2. Police were relying on information from the Taco Bill employee and not their own investigation, this does not satisfy ‘belief’.
3. While a person 1)on foot2) has a moral obligation to stop when asked (and not under arrest), they do not have a legal obligationtooltip({ tip: "#footnote_plugin_tooltip_text_1", tipClass: "footnote_tooltip", effect: "fade", fadeOutSpeed: 100, predelay: 400, position: "top right", relative: true, offset: [10, 10] });

Freemen argue this case provides a blanket immunity from being stopped by police for identification, even when driving, but miss two crucial elements:

– Hamilton was on foot, not in a car.
– Police didn’t have sufficient grounds for ‘belief’.


Generally speaking no. Unless you are driving a car, in a designated search area, believed to have committed an offense or know something about a serious offense police have no legal grounds to ask for ID.

However, this is not a blanket protection and does not prevent police from pulling you over. Driving a car is a potentially dangerous task. This is why it is regulated; cars are big metal things full of explosive liquid traveling at speed, it’s a good idea to check if the person is allowed to do it.

A similar argument in centres around Kaba v DPP, in which the magistrate ruled that police do not have an unfettered right to stop a vehicle. While this is true to a certain extent, OPCA theorists seem to disregard the fact that Kaba was not the driver, and also that the decision was overturned on appeal regarding s 59(1) of the Road Safety Act.…/…/consol_act/rsa1986125/s59.html

as affirmed in the Victorian Supreme Court decision of DPP v Kaba [2014] VSC 52 (18 December 2014)

at 486 “For the reasons given in this judgment, the ruling of the magistrate will be quashed because his Honour committed an error of law upon the face of the record in relation to the interpretation of s 59(1) of the Road Safety Act. Contrary to his Honour’s interpretation, police do have a power of random stop and check under that provision.

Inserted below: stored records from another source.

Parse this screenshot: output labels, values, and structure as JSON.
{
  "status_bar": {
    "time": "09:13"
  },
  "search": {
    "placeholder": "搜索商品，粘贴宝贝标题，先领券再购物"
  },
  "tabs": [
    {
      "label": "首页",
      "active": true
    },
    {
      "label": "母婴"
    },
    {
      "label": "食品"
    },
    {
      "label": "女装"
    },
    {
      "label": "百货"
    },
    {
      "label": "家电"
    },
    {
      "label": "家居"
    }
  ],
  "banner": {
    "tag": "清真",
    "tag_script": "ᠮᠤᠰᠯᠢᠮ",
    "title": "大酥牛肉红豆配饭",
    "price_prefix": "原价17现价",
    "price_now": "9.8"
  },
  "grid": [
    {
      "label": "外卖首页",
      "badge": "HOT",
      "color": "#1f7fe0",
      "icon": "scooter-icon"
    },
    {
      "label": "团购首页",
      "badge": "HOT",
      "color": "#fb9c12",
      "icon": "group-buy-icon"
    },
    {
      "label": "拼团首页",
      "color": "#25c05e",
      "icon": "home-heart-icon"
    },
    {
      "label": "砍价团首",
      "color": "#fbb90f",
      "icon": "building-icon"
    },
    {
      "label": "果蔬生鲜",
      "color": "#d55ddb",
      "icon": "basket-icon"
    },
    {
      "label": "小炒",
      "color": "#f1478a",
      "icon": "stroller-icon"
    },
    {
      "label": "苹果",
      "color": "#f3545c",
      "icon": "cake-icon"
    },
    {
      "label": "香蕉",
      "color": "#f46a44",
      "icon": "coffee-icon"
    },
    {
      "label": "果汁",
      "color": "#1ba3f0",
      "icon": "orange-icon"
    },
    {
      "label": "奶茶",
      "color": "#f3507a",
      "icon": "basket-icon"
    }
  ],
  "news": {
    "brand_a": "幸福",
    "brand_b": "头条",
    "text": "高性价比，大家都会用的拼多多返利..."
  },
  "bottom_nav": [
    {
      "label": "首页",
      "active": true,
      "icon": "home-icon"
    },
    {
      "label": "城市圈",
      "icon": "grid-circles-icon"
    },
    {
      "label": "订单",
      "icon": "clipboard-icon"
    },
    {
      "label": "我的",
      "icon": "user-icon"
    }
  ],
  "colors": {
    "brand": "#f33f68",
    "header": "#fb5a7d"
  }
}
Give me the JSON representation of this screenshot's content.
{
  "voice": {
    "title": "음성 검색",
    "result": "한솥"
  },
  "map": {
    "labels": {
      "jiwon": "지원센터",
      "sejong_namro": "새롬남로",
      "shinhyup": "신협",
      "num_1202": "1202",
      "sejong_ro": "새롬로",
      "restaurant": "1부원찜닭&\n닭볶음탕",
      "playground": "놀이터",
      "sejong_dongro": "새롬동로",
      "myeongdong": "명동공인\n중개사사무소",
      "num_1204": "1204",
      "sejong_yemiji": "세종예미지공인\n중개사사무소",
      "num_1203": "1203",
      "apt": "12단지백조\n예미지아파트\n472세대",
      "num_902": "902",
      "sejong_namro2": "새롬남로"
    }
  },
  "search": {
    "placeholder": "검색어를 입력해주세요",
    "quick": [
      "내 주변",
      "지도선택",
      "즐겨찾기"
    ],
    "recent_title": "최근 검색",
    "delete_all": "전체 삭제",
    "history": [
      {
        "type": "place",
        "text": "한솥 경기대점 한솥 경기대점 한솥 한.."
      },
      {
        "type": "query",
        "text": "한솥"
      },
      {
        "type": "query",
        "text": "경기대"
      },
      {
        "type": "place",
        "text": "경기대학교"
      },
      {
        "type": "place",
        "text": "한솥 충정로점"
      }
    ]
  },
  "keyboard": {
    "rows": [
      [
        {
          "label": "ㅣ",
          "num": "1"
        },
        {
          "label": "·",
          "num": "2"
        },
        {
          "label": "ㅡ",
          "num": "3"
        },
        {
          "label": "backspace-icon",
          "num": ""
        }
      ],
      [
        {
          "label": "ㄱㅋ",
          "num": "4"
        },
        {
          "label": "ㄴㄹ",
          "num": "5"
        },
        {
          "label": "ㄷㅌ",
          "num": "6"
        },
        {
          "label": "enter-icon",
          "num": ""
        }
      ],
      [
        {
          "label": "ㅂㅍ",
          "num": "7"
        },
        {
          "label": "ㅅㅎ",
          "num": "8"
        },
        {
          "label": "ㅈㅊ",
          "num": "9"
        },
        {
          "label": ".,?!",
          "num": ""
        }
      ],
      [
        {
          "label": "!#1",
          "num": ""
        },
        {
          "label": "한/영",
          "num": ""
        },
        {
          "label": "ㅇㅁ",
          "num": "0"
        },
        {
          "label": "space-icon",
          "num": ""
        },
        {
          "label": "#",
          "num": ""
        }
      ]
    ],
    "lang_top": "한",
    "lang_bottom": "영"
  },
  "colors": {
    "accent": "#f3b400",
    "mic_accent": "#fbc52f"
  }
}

Credit to author : The contents of this Article are from the research of Robert Sudy and published on his Facebook Freeman Delusion Page.

References   [ + ]

1. on foot* has a moral obligation to stop when asked (and not under arrest), they do not have a legal obligation
2. has a moral obligation to stop when asked (and not under arrest), they do not have a legal obligation